You probably know that posting derogatory comments about your company or teammates on social media can get you fired. But under the terms of at-will employment, even a small oversight such as failing to keep your boss in the loop can result in an unplanned trip to the unemployment line.
With that as a backdrop, here are six surprisingly common mistakes that can get you fired:
Thinking Too Far Outside the Box
“Know your boundaries,” advised Samantha Hurwitz, author and chief encouragement officer for Flipskills, a leadership-coaching firm based in Toronto. “Don’t suggest ideas that are too creative or risky if your boss is looking for incremental change… Otherwise, he may think that you don’t understand the organization’s goals or that you’re too much of a risk-taker.”

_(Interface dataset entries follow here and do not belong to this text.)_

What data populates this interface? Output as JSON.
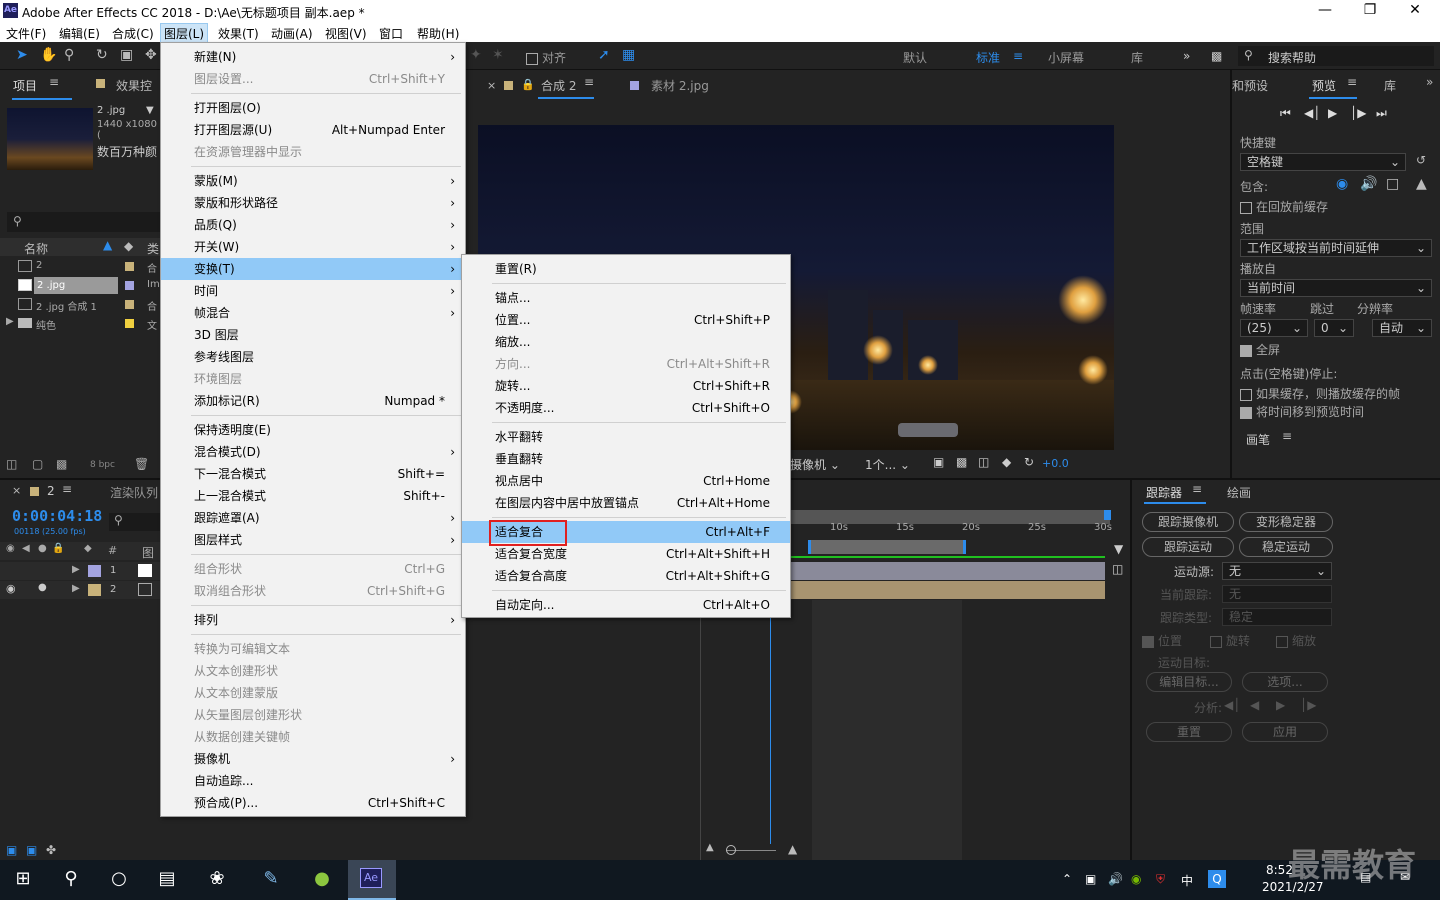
{
  "window": {
    "title": "Adobe After Effects CC 2018 - D:\\Ae\\无标题项目 副本.aep *",
    "app_icon": "Ae"
  },
  "menubar": [
    "文件(F)",
    "编辑(E)",
    "合成(C)",
    "图层(L)",
    "效果(T)",
    "动画(A)",
    "视图(V)",
    "窗口",
    "帮助(H)"
  ],
  "toolbar": {
    "snap_label": "对齐",
    "workspaces": [
      "默认",
      "标准",
      "小屏幕",
      "库"
    ],
    "search_placeholder": "搜索帮助"
  },
  "project": {
    "tab": "项目",
    "effects_tab": "效果控",
    "item_name": "2 .jpg",
    "item_size": "1440 x1080 (",
    "item_desc": "数百万种颜",
    "col_name": "名称",
    "col_type": "类",
    "rows": [
      {
        "name": "2",
        "type": "合"
      },
      {
        "name": "2 .jpg",
        "type": "Im"
      },
      {
        "name": "2 .jpg 合成 1",
        "type": "合"
      },
      {
        "name": "纯色",
        "type": "文"
      }
    ],
    "bpc": "8 bpc"
  },
  "comp": {
    "tab_label": "合成 2",
    "footage_tab": "素材 2.jpg",
    "camera": "摄像机",
    "views": "1个...",
    "exposure": "+0.0"
  },
  "timeline": {
    "comp_name": "2",
    "render_queue": "渲染队列",
    "timecode": "0:00:04:18",
    "frames": "00118 (25.00 fps)",
    "col_hash": "#",
    "col_layer": "图",
    "ruler": [
      "10s",
      "15s",
      "20s",
      "25s",
      "30s"
    ],
    "layers": [
      {
        "num": "1"
      },
      {
        "num": "2"
      }
    ]
  },
  "preview": {
    "tab_presets": "和预设",
    "tab_preview": "预览",
    "tab_lib": "库",
    "shortcut_label": "快捷键",
    "shortcut_value": "空格键",
    "include": "包含:",
    "cache_before": "在回放前缓存",
    "range_label": "范围",
    "range_value": "工作区域按当前时间延伸",
    "play_from_label": "播放自",
    "play_from_value": "当前时间",
    "fps_label": "帧速率",
    "skip_label": "跳过",
    "res_label": "分辨率",
    "fps_value": "(25)",
    "skip_value": "0",
    "res_value": "自动",
    "fullscreen": "全屏",
    "stop_label": "点击(空格键)停止:",
    "if_cache": "如果缓存，则播放缓存的帧",
    "move_time": "将时间移到预览时间",
    "brush_tab": "画笔"
  },
  "tracker": {
    "tab": "跟踪器",
    "paint_tab": "绘画",
    "track_camera": "跟踪摄像机",
    "warp_stabilize": "变形稳定器",
    "track_motion": "跟踪运动",
    "stabilize_motion": "稳定运动",
    "motion_source_label": "运动源:",
    "motion_source_value": "无",
    "current_track_label": "当前跟踪:",
    "current_track_value": "无",
    "track_type_label": "跟踪类型:",
    "track_type_value": "稳定",
    "position": "位置",
    "rotation": "旋转",
    "scale": "缩放",
    "motion_target": "运动目标:",
    "edit_target": "编辑目标...",
    "options": "选项...",
    "analyze": "分析:",
    "reset": "重置",
    "apply": "应用"
  },
  "layer_menu": [
    {
      "label": "新建(N)",
      "shortcut": "",
      "arrow": true,
      "disabled": false
    },
    {
      "label": "图层设置...",
      "shortcut": "Ctrl+Shift+Y",
      "arrow": false,
      "disabled": true
    },
    {
      "sep": true
    },
    {
      "label": "打开图层(O)",
      "shortcut": "",
      "arrow": false,
      "disabled": false
    },
    {
      "label": "打开图层源(U)",
      "shortcut": "Alt+Numpad Enter",
      "arrow": false,
      "disabled": false
    },
    {
      "label": "在资源管理器中显示",
      "shortcut": "",
      "arrow": false,
      "disabled": true
    },
    {
      "sep": true
    },
    {
      "label": "蒙版(M)",
      "shortcut": "",
      "arrow": true,
      "disabled": false
    },
    {
      "label": "蒙版和形状路径",
      "shortcut": "",
      "arrow": true,
      "disabled": false
    },
    {
      "label": "品质(Q)",
      "shortcut": "",
      "arrow": true,
      "disabled": false
    },
    {
      "label": "开关(W)",
      "shortcut": "",
      "arrow": true,
      "disabled": false
    },
    {
      "label": "变换(T)",
      "shortcut": "",
      "arrow": true,
      "disabled": false,
      "highlight": true
    },
    {
      "label": "时间",
      "shortcut": "",
      "arrow": true,
      "disabled": false
    },
    {
      "label": "帧混合",
      "shortcut": "",
      "arrow": true,
      "disabled": false
    },
    {
      "label": "3D 图层",
      "shortcut": "",
      "arrow": false,
      "disabled": false
    },
    {
      "label": "参考线图层",
      "shortcut": "",
      "arrow": false,
      "disabled": false
    },
    {
      "label": "环境图层",
      "shortcut": "",
      "arrow": false,
      "disabled": true
    },
    {
      "label": "添加标记(R)",
      "shortcut": "Numpad *",
      "arrow": false,
      "disabled": false
    },
    {
      "sep": true
    },
    {
      "label": "保持透明度(E)",
      "shortcut": "",
      "arrow": false,
      "disabled": false
    },
    {
      "label": "混合模式(D)",
      "shortcut": "",
      "arrow": true,
      "disabled": false
    },
    {
      "label": "下一混合模式",
      "shortcut": "Shift+=",
      "arrow": false,
      "disabled": false
    },
    {
      "label": "上一混合模式",
      "shortcut": "Shift+-",
      "arrow": false,
      "disabled": false
    },
    {
      "label": "跟踪遮罩(A)",
      "shortcut": "",
      "arrow": true,
      "disabled": false
    },
    {
      "label": "图层样式",
      "shortcut": "",
      "arrow": true,
      "disabled": false
    },
    {
      "sep": true
    },
    {
      "label": "组合形状",
      "shortcut": "Ctrl+G",
      "arrow": false,
      "disabled": true
    },
    {
      "label": "取消组合形状",
      "shortcut": "Ctrl+Shift+G",
      "arrow": false,
      "disabled": true
    },
    {
      "sep": true
    },
    {
      "label": "排列",
      "shortcut": "",
      "arrow": true,
      "disabled": false
    },
    {
      "sep": true
    },
    {
      "label": "转换为可编辑文本",
      "shortcut": "",
      "arrow": false,
      "disabled": true
    },
    {
      "label": "从文本创建形状",
      "shortcut": "",
      "arrow": false,
      "disabled": true
    },
    {
      "label": "从文本创建蒙版",
      "shortcut": "",
      "arrow": false,
      "disabled": true
    },
    {
      "label": "从矢量图层创建形状",
      "shortcut": "",
      "arrow": false,
      "disabled": true
    },
    {
      "label": "从数据创建关键帧",
      "shortcut": "",
      "arrow": false,
      "disabled": true
    },
    {
      "label": "摄像机",
      "shortcut": "",
      "arrow": true,
      "disabled": false
    },
    {
      "label": "自动追踪...",
      "shortcut": "",
      "arrow": false,
      "disabled": false
    },
    {
      "label": "预合成(P)...",
      "shortcut": "Ctrl+Shift+C",
      "arrow": false,
      "disabled": false
    }
  ],
  "transform_menu": [
    {
      "label": "重置(R)",
      "shortcut": "",
      "disabled": false
    },
    {
      "sep": true
    },
    {
      "label": "锚点...",
      "shortcut": "",
      "disabled": false
    },
    {
      "label": "位置...",
      "shortcut": "Ctrl+Shift+P",
      "disabled": false
    },
    {
      "label": "缩放...",
      "shortcut": "",
      "disabled": false
    },
    {
      "label": "方向...",
      "shortcut": "Ctrl+Alt+Shift+R",
      "disabled": true
    },
    {
      "label": "旋转...",
      "shortcut": "Ctrl+Shift+R",
      "disabled": false
    },
    {
      "label": "不透明度...",
      "shortcut": "Ctrl+Shift+O",
      "disabled": false
    },
    {
      "sep": true
    },
    {
      "label": "水平翻转",
      "shortcut": "",
      "disabled": false
    },
    {
      "label": "垂直翻转",
      "shortcut": "",
      "disabled": false
    },
    {
      "label": "视点居中",
      "shortcut": "Ctrl+Home",
      "disabled": false
    },
    {
      "label": "在图层内容中居中放置锚点",
      "shortcut": "Ctrl+Alt+Home",
      "disabled": false
    },
    {
      "sep": true
    },
    {
      "label": "适合复合",
      "shortcut": "Ctrl+Alt+F",
      "disabled": false,
      "highlight": true,
      "boxed": true
    },
    {
      "label": "适合复合宽度",
      "shortcut": "Ctrl+Alt+Shift+H",
      "disabled": false
    },
    {
      "label": "适合复合高度",
      "shortcut": "Ctrl+Alt+Shift+G",
      "disabled": false
    },
    {
      "sep": true
    },
    {
      "label": "自动定向...",
      "shortcut": "Ctrl+Alt+O",
      "disabled": false
    }
  ],
  "taskbar": {
    "time": "8:52",
    "date": "2021/2/27",
    "ime": "中",
    "ae_label": "Ae"
  },
  "watermark": "最需教育",
  "colors": {
    "menu_highlight": "#91c9f7",
    "accent_blue": "#2d8ceb",
    "timecode": "#2d8ceb",
    "red_box": "#e02020"
  }
}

Lesson: Think outside the box—but stay aware of the box’s edges.
Throwing Your Teammates Under the Bus
Your pet project came in way over budget but it wasn’t your fault. Your instinct for self-preservation kicks in as you rush into your boss’s office and demand that he release the programmers who can’t write tight, error-free code. To your surprise, he gives you the axe instead.
Lesson: Never point fingers. Briefly outline the issues without laying blame or naming names, before quickly switching gears to offer solutions. As Henry Ford advised: “Don’t find fault, find a remedy.”

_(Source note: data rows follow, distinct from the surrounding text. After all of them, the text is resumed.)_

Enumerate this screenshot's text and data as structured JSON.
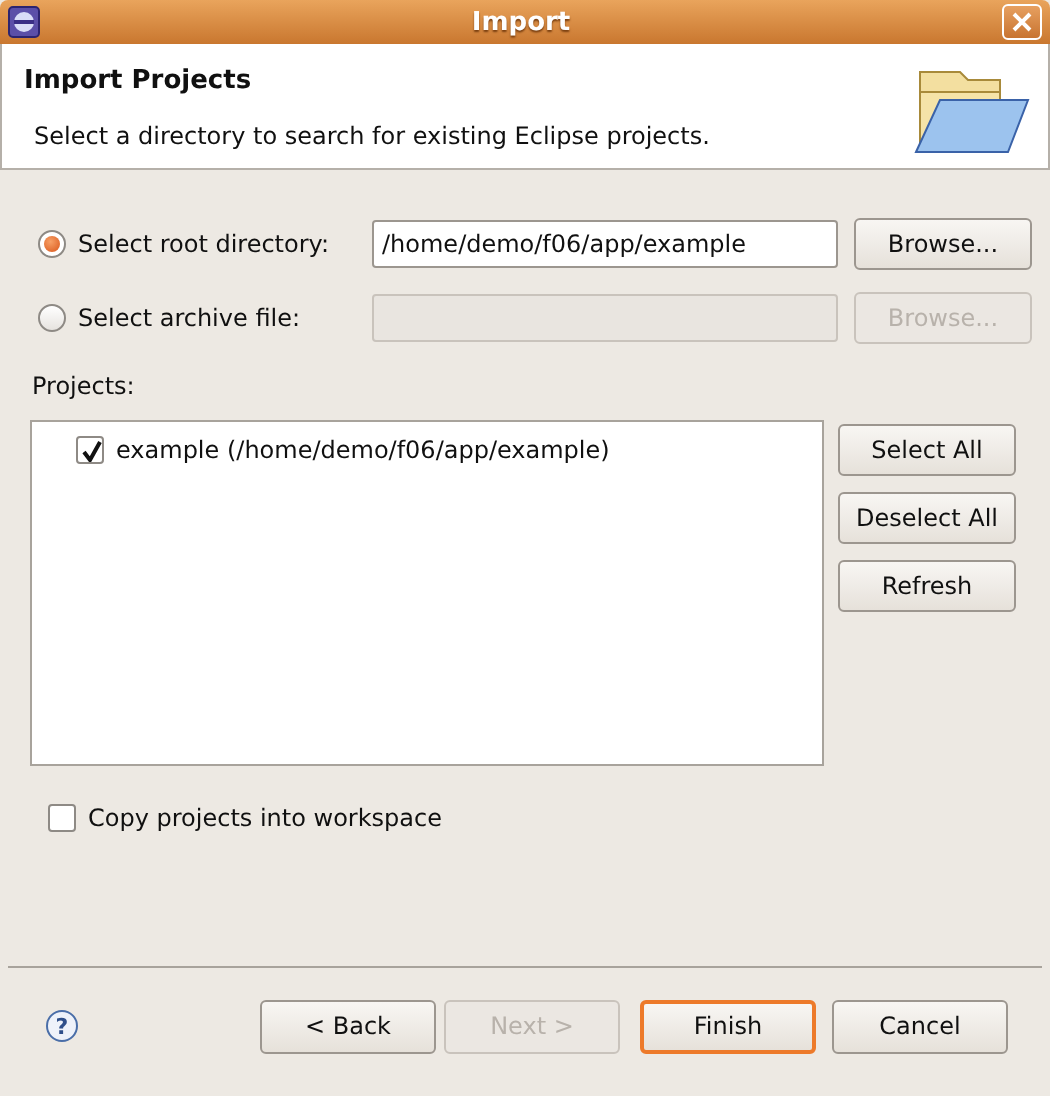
{
  "window": {
    "title": "Import"
  },
  "header": {
    "title": "Import Projects",
    "description": "Select a directory to search for existing Eclipse projects."
  },
  "source_options": [
    {
      "label": "Select root directory:",
      "selected": true,
      "value": "/home/demo/f06/app/example",
      "disabled": false,
      "browse": "Browse..."
    },
    {
      "label": "Select archive file:",
      "selected": false,
      "disabled": true,
      "browse": "Browse..."
    }
  ],
  "projects": {
    "label": "Projects:",
    "items": [
      {
        "label": "example (/home/demo/f06/app/example)",
        "checked": true
      }
    ],
    "buttons": [
      "Select All",
      "Deselect All",
      "Refresh"
    ]
  },
  "copy_into_workspace": {
    "label": "Copy projects into workspace",
    "checked": false
  },
  "footer": {
    "help": "?",
    "buttons": [
      {
        "label": "< Back",
        "disabled": false,
        "default": false
      },
      {
        "label": "Next >",
        "disabled": true,
        "default": false
      },
      {
        "label": "Finish",
        "disabled": false,
        "default": true
      },
      {
        "label": "Cancel",
        "disabled": false,
        "default": false
      }
    ]
  }
}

Lack of ‘Offensive’ Communication
You think you’re a rock star because you spend 10 hours a day in your cubicle crunching code. Unfortunately, the director has no idea what you’re up to, and when the department’s budget is slashed, you’re the first one to go.
Lesson: “Don’t make your boss come to you,” Samantha Hurwitz said. “Take the initiative to volunteer information. Make sure everyone up the ladder is aware of your activities and accomplishments.”

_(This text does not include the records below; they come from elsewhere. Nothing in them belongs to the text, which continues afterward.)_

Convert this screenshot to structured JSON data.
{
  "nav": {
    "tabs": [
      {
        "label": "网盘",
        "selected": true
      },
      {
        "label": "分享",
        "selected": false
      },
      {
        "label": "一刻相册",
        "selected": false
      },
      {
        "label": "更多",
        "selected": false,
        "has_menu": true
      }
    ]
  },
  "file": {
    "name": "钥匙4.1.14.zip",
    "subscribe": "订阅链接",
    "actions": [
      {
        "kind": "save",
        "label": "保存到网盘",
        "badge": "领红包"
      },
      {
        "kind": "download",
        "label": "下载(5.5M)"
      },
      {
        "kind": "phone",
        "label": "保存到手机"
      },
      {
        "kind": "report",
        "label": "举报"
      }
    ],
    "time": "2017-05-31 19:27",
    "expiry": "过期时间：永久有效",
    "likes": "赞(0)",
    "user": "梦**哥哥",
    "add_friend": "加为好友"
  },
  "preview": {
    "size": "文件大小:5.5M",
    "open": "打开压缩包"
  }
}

Playing Devil’s Advocate
You tend to view your boss’s ideas with a critical eye and you’re quick to point out why his or her solutions won’t work. “Over time, your boss won’t want you around because he’ll come to view you as a blocker of change,” said Marc Hurwitz, author and chief insight officer of Flipskills.
Lesson: Leaders claim they like “having a devil’s advocate on the team,” Hurwitz added, “but research shows that they prefer supportive people who try to make their ideas work.”
Network admins and security pros are well aware that leaking juicy tidbits of information gleaned from company emails can lead to termination. But what if you accidentally open a confidential executive memo or folder that you’re not authorized to view? Should you keep your mouth shut or come clean?
“Even if it’s an innocent mistake, you should tell your boss about it,” said Nicole Williams, CEO and founder of WORKS, a career-coaching firm based in New York City. “If the information in that memo gets out or your mistake is uncovered during an audit, you could be fired.”
Lesson: As the saying goes: It’s not the crime, it’s the cover-up that gets you.
Getting Too Chummy With Customers
So you’ve bonded with a few key stakeholders; sometimes you even talk business over lunch or drinks. Your close association leads to informal email exchanges, text messages and the sharing of inside jokes. But you might get the boot if a co-worker sees your messages and files a complaint.
Lesson: Engaging in casual communications that are overheard or viewed by others can be problematic. You never know who could be lurking around the corner, so always maintain a professional demeanor when you interact with clients, teammates or managers. And never send emails or text messages during Happy Hour.